■ Problem details
Search the records for the word "Justice" and copy every line in which it occurs.

Records to use START

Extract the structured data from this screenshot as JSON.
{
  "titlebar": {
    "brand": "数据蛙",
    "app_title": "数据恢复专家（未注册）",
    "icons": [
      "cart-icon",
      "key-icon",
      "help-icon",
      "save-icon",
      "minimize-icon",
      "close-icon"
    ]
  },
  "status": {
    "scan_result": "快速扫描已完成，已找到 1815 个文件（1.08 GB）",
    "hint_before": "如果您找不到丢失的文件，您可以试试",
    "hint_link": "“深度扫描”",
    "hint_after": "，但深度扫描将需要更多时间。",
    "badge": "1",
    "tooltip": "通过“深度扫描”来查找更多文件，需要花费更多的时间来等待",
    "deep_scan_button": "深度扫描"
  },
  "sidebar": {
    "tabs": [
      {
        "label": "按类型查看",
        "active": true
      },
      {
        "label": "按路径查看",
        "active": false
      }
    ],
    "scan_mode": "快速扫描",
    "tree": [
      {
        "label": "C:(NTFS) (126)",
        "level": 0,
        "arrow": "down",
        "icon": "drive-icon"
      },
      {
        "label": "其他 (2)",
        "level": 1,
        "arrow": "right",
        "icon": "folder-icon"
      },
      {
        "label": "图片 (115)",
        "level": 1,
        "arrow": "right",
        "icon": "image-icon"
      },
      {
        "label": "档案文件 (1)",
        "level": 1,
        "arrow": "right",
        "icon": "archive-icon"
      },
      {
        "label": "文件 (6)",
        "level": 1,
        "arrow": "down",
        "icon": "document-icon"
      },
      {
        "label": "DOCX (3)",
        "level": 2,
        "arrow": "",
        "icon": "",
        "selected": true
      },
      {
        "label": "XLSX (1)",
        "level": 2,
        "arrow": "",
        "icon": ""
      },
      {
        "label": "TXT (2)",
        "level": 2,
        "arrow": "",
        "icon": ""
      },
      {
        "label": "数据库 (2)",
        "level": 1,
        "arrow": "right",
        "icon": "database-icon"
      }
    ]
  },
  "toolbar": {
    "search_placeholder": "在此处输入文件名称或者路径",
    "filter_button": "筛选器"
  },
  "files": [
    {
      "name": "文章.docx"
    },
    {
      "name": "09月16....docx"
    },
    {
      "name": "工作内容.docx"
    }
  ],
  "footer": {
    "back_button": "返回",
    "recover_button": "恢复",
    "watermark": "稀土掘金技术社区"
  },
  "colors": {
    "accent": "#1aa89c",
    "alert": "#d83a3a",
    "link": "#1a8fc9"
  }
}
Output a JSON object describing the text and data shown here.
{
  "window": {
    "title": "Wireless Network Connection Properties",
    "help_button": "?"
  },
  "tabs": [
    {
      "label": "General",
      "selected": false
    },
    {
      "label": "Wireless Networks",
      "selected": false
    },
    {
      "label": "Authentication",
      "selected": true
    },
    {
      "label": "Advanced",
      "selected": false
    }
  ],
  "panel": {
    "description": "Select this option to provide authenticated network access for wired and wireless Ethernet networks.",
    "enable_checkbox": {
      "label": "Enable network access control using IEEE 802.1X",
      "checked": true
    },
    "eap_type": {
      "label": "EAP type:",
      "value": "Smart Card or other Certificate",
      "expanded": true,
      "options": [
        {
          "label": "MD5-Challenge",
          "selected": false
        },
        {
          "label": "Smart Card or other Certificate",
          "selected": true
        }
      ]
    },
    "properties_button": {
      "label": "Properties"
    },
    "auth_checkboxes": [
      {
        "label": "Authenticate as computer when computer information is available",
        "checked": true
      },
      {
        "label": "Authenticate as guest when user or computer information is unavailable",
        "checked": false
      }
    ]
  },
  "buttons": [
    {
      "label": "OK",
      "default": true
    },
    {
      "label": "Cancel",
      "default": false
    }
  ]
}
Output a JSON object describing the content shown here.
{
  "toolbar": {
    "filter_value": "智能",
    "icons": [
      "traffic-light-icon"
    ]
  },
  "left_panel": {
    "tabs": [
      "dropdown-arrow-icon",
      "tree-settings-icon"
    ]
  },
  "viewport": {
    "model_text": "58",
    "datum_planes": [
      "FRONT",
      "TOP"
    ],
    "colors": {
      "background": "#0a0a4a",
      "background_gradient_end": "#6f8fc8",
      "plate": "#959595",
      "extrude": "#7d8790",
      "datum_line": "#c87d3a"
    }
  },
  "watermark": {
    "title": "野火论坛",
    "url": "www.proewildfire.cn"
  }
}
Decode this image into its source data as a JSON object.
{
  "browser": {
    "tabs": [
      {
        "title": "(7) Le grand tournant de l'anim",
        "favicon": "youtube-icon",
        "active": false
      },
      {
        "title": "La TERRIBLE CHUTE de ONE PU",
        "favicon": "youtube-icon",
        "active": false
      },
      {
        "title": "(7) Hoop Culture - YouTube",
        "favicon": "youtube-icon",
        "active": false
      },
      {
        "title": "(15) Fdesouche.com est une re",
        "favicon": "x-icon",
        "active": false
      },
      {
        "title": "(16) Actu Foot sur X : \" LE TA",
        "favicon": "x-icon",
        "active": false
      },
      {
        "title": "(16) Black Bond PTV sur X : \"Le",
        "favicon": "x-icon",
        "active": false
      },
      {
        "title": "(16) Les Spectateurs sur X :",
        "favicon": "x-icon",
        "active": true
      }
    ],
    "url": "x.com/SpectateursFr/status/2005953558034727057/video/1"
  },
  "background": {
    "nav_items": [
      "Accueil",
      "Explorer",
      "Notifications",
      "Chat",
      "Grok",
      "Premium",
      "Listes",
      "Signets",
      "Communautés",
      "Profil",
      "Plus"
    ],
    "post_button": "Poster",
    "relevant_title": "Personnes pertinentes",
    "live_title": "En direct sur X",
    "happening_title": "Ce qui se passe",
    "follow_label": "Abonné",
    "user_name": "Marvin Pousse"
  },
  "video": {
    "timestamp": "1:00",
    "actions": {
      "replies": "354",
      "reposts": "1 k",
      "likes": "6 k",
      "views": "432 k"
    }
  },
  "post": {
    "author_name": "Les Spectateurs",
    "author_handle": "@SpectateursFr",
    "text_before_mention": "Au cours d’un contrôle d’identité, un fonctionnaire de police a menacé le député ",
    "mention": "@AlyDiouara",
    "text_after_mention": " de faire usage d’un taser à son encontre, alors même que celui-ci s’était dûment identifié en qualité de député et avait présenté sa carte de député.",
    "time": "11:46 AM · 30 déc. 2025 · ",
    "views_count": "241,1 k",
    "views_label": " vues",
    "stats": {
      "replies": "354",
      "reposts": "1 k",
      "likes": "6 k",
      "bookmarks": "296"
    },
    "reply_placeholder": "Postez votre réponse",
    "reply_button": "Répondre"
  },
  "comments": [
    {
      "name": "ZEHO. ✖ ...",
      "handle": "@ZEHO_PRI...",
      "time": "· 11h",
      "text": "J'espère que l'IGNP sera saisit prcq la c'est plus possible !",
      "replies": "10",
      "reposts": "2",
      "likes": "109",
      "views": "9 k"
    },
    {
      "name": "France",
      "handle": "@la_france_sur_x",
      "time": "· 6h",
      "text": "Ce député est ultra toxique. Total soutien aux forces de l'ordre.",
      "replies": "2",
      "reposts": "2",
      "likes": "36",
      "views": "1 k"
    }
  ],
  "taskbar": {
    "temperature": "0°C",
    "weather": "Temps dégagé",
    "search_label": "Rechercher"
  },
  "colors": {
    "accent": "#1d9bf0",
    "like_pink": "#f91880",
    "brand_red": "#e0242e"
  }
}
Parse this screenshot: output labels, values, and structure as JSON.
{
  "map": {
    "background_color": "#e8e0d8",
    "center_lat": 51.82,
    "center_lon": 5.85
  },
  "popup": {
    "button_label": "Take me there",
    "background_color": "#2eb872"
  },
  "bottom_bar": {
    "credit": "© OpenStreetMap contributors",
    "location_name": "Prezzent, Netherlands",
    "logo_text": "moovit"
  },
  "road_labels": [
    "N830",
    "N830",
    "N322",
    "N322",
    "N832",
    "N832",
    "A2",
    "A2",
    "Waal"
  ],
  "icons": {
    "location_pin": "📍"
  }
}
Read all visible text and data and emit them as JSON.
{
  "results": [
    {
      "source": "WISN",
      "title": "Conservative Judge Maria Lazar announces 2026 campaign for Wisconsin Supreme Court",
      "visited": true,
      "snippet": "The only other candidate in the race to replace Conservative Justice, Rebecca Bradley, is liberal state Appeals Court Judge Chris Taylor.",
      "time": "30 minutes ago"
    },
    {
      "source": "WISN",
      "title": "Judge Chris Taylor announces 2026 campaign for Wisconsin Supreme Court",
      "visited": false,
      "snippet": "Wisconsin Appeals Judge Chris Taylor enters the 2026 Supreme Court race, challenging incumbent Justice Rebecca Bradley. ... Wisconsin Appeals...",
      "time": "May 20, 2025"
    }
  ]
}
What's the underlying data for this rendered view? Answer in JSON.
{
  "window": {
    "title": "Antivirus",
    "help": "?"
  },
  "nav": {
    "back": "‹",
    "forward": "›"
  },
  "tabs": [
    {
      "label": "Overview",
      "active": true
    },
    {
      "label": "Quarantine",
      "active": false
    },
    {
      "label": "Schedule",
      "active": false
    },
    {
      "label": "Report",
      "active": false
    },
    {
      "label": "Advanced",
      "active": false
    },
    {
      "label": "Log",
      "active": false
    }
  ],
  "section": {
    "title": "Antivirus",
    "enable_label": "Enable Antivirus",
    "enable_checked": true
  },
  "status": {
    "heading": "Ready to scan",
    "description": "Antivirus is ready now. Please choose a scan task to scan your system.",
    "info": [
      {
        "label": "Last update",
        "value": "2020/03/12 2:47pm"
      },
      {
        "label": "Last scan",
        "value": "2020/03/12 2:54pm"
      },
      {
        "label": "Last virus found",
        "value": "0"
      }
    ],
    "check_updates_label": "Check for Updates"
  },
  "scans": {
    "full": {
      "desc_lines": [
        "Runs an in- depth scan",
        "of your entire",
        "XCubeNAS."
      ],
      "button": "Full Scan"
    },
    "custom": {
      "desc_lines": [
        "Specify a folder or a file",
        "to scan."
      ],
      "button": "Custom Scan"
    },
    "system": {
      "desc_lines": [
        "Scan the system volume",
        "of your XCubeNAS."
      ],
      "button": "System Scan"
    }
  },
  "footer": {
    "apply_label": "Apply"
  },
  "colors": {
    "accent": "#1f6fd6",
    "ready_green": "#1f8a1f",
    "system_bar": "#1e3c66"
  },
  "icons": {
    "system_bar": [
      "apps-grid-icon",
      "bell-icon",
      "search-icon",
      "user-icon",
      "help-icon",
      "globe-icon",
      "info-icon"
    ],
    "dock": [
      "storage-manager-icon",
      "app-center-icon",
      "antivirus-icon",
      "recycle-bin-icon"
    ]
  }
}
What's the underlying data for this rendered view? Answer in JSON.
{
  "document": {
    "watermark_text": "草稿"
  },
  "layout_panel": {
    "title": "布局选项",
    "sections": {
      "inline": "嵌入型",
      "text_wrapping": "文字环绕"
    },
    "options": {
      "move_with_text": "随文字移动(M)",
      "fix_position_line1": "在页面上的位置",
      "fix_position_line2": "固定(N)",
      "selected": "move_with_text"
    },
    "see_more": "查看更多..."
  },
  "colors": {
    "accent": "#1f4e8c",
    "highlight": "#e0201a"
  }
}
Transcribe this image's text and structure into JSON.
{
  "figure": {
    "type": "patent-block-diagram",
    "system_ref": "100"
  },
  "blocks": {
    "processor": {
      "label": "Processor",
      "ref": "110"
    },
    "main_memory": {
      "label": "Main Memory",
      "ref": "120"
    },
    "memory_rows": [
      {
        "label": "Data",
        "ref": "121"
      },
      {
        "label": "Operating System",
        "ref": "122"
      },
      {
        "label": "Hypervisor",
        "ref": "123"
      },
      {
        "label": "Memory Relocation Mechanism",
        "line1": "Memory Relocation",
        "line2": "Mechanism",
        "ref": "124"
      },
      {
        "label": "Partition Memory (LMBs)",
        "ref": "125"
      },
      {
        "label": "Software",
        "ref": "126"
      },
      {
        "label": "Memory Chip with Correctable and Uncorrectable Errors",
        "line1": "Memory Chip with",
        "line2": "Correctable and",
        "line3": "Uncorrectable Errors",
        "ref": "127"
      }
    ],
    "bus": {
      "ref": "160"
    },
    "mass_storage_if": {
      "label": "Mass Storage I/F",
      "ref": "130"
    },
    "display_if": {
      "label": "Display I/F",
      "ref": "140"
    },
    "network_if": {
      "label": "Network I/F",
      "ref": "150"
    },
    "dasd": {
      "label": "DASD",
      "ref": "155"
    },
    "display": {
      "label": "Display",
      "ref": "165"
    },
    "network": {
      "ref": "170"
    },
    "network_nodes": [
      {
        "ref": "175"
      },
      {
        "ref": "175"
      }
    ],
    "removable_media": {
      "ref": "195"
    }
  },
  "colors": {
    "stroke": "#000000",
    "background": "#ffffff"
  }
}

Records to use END

■ Answer
      "snippet": "The only other candidate in the race to replace Conservative Justice, Rebecca Bradley, is liberal state Appeals Court Judge Chris Taylor.",
      "snippet": "Wisconsin Appeals Judge Chris Taylor enters the 2026 Supreme Court race, challenging incumbent Justice Rebecca Bradley. ... Wisconsin Appeals...",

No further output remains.